Oaxaca is served by the Oaxaca-Xoxocotlan airport (code: OAX). Most flights require a change of plane in Mexico City, though American Airlines, through Dallas, and United Airlines, via Houston, offer direct flights to Oaxaca; that trip takes less than three hours. Mexican budget airline Volaris has direct flights from Los Angeles. It’s also possible to fly nonstop from Oaxaca to a few Mexican destinations including Tijuana and Cancún.
If you’re driving to Oaxaca on the safe, well-maintained toll roads, the 800-mile trip from the U.S. border takes about 16 hours. Several major bus lines also serve Oaxaca, and are useful for regional travel to the beaches and beyond.
If you’re staying in or near the Centro Histórico, you’ll be able to walk just about everywhere you need. The city center is level and many central streets are pedestrian only. To go beyond the center, there’s DiDi taxi—a ride-hailing service similar to Uber—and public metered taxis. For short trips beyond the city, collectivos— shared taxis that pick up and discharge passengers en route—and private drivers are the best way to get around. Prices for private drivers range from around $85 to $200 per day. Collectivos cost less than a dollar. Oaxaca also has a public bus system. The buses aren’t fancy, but for about 40 cents, you can catch a ride to most parts of the city.
Come Home to Oaxaca
Oaxaca doesn’t have the glamour and glitz you may find in some of Mexico’s more popular retirement havens, and that’s a large part of its charm. If you know a little Spanish, or are willing to learn some, Oaxaca could be a perfect place to call home.
WHAT TO KNOW ABOUT COLONIAL HOMES IN OAXACA CITY
Oaxaca has a beautiful historic district; it’s the type of place where you might contemplate buying one of those stunning colonial-era homes to make your own.
Real estate has become more expensive since 1987 when the central historic district was made a UNESCO World Heritage site, and deals that you might find elsewhere in Mexico can be elusive here.
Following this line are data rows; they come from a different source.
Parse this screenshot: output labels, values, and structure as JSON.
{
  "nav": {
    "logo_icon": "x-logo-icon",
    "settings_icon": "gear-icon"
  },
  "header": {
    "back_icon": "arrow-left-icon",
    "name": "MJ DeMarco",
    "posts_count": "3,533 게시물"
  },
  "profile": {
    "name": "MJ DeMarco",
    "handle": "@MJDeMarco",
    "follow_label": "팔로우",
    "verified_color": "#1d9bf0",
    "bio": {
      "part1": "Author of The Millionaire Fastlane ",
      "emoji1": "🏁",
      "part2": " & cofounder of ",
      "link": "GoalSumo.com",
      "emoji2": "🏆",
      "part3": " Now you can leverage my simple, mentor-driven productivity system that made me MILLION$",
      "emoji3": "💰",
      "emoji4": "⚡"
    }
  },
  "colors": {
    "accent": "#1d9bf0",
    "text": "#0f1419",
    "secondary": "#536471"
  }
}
Carlos Cervantes, a local real estate mediator, explains, “UNESCO put Oaxaca on the radar for the rest of the world; a lot of people have moved here since then and it’s driven the prices up.”
Historic, or heritage homes, in the Centro Histórico start at around $1 million. Many of these old homes are in move-in condition, or may need only minor restoration.
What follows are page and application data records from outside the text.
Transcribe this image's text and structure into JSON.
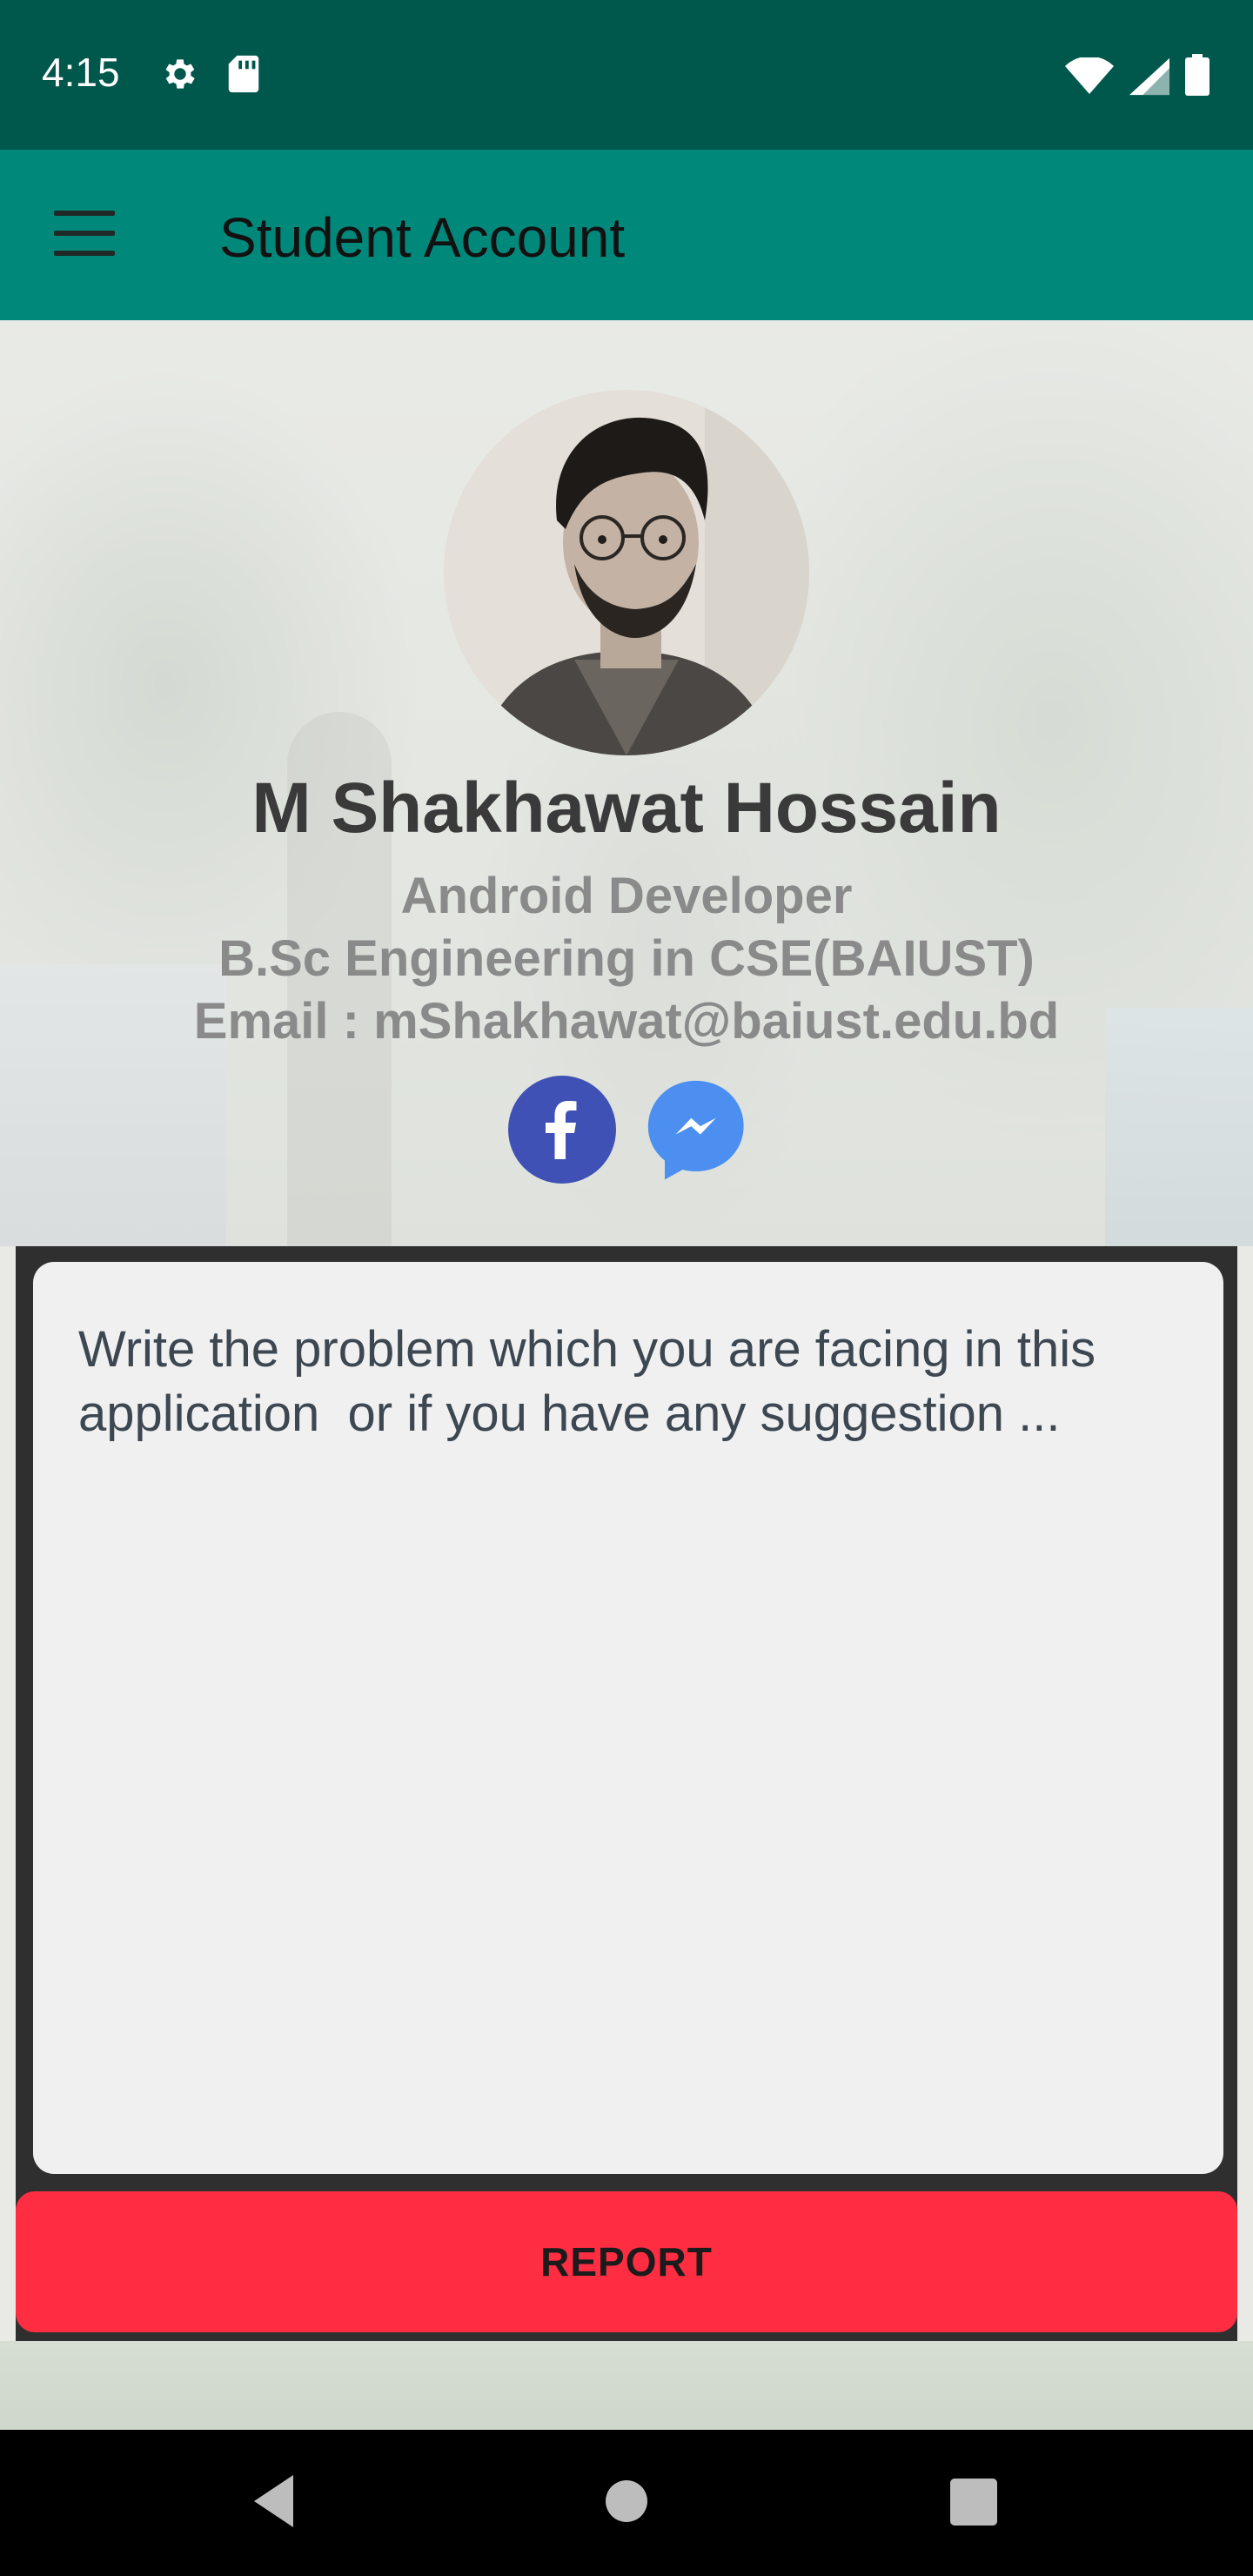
{
  "status_bar": {
    "time": "4:15",
    "icons": [
      "gear-icon",
      "sd-card-icon",
      "wifi-icon",
      "signal-icon",
      "battery-icon"
    ]
  },
  "app_bar": {
    "title": "Student Account",
    "menu_icon": "hamburger-menu-icon",
    "color": "#00887a",
    "status_color": "#00574b"
  },
  "profile": {
    "name": "M Shakhawat Hossain",
    "role": "Android Developer",
    "degree": "B.Sc Engineering in CSE(BAIUST)",
    "email": "Email : mShakhawat@baiust.edu.bd",
    "social": [
      "facebook-icon",
      "messenger-icon"
    ]
  },
  "report": {
    "placeholder": "Write the problem which you are facing in this application  or if you have any suggestion ...",
    "button_label": "REPORT",
    "button_color": "#ff2d42"
  },
  "nav_bar": {
    "buttons": [
      "back-icon",
      "home-icon",
      "recent-apps-icon"
    ]
  }
}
Carlos says, “For UNESCO, you need to keep the façade the same style. On the interior, you need permission from the local government, but you can do whatever you want. Most people want to maintain the interior as much as possible.” Carlos says that a million-dollar heritage house would likely include a 4,000-squarefoot lot and 3,500 square feet of living space, with two bedrooms, a kitchen, a patio, and a rooftop terrace.
Because of their age, most heritage homes are constructed of adobe and rock, which can absorb a lot of moisture. Maintenance is usually more involved with these homes. Carlos’ home is 400 years old, and he says he spends $1,000 to $2,500 annually to keep it in top condition.
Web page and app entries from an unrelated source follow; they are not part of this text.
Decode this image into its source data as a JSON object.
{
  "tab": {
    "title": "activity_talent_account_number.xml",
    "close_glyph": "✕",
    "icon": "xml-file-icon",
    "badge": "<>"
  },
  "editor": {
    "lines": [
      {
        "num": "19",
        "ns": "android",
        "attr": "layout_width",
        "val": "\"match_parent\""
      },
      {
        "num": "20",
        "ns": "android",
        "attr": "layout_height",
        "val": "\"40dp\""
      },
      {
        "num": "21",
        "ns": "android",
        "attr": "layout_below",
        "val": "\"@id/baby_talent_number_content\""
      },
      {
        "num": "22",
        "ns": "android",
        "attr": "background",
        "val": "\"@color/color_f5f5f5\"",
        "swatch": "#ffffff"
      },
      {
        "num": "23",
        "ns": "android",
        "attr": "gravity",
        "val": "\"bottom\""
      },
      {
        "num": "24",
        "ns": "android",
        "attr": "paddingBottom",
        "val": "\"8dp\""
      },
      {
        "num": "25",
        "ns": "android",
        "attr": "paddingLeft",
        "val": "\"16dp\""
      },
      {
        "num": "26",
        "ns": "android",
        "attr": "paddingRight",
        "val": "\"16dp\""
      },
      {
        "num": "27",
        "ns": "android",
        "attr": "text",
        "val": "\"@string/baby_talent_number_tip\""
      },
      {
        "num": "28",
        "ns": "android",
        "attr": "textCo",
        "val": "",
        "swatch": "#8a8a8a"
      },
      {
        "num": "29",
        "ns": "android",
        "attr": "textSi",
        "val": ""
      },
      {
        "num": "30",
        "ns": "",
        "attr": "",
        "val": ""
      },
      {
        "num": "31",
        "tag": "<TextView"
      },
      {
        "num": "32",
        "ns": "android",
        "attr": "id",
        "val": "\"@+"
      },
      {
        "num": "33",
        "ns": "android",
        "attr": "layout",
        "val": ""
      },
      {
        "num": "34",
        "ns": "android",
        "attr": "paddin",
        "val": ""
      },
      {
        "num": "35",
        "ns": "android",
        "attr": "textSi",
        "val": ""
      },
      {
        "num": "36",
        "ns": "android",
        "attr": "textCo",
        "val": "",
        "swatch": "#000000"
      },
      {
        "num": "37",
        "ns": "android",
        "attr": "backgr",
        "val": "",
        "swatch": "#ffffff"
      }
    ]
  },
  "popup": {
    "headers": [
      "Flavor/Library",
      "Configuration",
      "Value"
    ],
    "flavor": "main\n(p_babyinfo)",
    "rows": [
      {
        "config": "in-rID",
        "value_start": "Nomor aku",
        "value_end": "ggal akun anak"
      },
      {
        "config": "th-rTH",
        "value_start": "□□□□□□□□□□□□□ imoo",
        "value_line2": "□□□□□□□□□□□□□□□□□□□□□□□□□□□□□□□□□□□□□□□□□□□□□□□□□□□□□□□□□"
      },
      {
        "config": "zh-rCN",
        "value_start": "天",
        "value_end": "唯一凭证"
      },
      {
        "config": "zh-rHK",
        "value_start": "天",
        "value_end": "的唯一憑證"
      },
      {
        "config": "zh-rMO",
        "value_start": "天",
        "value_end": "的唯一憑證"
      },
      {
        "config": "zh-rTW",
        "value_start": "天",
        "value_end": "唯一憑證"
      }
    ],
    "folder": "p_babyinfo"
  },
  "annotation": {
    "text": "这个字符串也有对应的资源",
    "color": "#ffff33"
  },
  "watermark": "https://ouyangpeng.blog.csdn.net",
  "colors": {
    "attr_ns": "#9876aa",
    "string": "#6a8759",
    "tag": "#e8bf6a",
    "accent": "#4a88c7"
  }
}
If you want to live in the center but buying a heritage home isn’t a necessity, newer homes start at around $250,000 to $350,000 and range up to around $2.5 million. These homes still aren’t a bargain because of their prime location. Outside of Centro but still in Oaxaca City, you can find newer homes in move-in condition for around $200,000.
If you’re considering buying here, it’s important to have a real estate agent and an attorney verify that the house is truly private property and not split among family members.
Carlos says that it’s best to work with a well-regarded architect who can arrange for construction, upgrades, or home improvements. As a fluent bilingual mediator, he helps expats work with local Spanish-speaking real estate agents to find and purchase a home, and also help new buyers find reputable architects, contractors, and attorneys.
“Oaxaca has many skilled and talented artisans,” Carlos says, “and you can buy any building materials locally. Both construction supplies and labor are inexpensive, and the work is generally excellent.” Note: Carlos can be contacted on WhatsApp at: +52 1951 550 5152.
Wendy Justice, IL’s Mexico Correspondent, took early retirement at the age of 51 and has lived abroad, traveling, writing, and taking photos, since 2005.